- **Problem details**:
Below are some entries; state how many of their lines include the word "avatar" and give no more than that number.
_ _ _ _ _
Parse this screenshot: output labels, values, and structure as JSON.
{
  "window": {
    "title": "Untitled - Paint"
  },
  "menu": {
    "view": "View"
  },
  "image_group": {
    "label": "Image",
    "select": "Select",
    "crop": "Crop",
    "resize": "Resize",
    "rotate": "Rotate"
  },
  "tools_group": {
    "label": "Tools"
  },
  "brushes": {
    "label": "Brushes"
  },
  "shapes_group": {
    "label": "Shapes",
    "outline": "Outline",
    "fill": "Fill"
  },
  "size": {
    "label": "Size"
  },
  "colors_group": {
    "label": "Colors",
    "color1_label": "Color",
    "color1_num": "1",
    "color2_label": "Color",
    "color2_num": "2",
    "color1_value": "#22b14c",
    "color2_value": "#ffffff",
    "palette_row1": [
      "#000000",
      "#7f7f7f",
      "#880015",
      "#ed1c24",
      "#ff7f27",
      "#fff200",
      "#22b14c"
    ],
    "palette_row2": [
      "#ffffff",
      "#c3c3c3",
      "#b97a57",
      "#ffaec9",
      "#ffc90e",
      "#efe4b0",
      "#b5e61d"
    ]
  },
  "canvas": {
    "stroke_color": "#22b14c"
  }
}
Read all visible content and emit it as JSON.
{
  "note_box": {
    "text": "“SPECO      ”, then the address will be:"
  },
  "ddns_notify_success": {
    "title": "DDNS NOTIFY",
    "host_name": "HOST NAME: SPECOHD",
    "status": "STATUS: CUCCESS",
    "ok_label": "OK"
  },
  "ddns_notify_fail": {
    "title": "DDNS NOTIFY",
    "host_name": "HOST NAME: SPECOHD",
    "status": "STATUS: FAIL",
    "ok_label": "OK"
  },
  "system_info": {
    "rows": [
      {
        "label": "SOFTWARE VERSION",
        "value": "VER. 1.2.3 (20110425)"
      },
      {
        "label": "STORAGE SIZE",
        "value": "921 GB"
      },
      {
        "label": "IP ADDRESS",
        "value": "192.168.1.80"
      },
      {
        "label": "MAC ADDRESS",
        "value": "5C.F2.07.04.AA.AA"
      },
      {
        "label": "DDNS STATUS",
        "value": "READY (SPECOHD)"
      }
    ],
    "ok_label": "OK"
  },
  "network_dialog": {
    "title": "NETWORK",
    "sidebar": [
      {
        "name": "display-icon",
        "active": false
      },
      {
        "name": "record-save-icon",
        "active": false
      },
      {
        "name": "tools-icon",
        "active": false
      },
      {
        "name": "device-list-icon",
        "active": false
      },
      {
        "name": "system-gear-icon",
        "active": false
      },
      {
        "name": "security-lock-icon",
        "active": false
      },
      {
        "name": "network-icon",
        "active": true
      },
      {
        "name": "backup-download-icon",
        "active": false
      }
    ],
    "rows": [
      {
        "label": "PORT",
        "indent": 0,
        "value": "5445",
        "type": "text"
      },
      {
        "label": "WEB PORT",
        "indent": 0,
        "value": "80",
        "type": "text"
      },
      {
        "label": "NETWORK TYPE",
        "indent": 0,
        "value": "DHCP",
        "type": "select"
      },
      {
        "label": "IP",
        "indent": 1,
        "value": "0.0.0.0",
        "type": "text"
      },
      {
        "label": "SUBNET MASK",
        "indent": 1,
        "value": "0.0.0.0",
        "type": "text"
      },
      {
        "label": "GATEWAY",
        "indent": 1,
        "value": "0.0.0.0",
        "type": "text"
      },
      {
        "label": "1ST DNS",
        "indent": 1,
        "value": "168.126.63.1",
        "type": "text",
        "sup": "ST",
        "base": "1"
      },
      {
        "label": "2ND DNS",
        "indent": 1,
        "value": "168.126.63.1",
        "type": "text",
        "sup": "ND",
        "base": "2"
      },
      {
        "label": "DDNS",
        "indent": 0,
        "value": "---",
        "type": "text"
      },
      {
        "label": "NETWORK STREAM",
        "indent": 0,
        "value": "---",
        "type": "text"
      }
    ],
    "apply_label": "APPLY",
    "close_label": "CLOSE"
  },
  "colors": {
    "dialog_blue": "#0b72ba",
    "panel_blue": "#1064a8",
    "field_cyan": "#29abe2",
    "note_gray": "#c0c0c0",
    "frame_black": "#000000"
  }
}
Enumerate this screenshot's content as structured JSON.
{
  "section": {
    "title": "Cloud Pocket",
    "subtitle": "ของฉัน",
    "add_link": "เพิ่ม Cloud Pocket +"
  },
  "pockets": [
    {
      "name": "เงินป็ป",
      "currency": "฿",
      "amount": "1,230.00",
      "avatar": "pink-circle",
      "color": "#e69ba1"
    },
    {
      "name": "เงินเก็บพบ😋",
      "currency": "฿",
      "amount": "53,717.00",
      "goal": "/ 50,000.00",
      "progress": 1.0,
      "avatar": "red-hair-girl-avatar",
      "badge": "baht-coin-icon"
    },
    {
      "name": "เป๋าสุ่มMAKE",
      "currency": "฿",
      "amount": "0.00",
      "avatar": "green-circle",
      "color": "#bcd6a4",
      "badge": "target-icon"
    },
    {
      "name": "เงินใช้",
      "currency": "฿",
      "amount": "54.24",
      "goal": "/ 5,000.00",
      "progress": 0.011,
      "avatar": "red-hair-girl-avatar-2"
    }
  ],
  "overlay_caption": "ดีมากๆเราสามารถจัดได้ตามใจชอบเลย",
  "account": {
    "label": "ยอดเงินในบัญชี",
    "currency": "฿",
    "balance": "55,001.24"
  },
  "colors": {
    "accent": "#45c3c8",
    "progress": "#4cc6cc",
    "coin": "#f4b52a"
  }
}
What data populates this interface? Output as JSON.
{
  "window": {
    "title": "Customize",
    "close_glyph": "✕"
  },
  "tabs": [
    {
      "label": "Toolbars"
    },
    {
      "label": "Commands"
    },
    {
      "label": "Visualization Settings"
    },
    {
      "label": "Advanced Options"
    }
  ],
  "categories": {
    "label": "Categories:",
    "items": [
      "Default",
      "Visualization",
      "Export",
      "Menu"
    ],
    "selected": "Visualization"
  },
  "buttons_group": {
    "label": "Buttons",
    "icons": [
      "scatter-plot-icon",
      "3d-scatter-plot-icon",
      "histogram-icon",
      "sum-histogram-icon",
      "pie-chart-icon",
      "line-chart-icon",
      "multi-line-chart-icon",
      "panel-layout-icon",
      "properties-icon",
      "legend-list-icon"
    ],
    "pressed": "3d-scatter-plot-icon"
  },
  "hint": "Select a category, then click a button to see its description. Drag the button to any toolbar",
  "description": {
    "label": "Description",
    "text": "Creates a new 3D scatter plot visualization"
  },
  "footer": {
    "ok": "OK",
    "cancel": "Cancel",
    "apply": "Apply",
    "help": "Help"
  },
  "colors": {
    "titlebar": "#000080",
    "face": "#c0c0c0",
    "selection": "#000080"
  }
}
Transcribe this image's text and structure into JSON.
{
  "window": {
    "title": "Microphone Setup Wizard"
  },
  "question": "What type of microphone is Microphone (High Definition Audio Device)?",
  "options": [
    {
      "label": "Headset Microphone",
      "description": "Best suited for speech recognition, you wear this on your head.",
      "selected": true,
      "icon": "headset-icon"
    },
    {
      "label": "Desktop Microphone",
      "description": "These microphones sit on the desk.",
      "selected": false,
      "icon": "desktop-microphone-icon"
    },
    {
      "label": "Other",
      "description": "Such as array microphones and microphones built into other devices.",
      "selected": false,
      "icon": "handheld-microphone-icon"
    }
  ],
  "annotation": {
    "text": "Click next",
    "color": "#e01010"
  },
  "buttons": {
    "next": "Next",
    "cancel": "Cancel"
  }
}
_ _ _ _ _
- **Answer to this exercise**:
4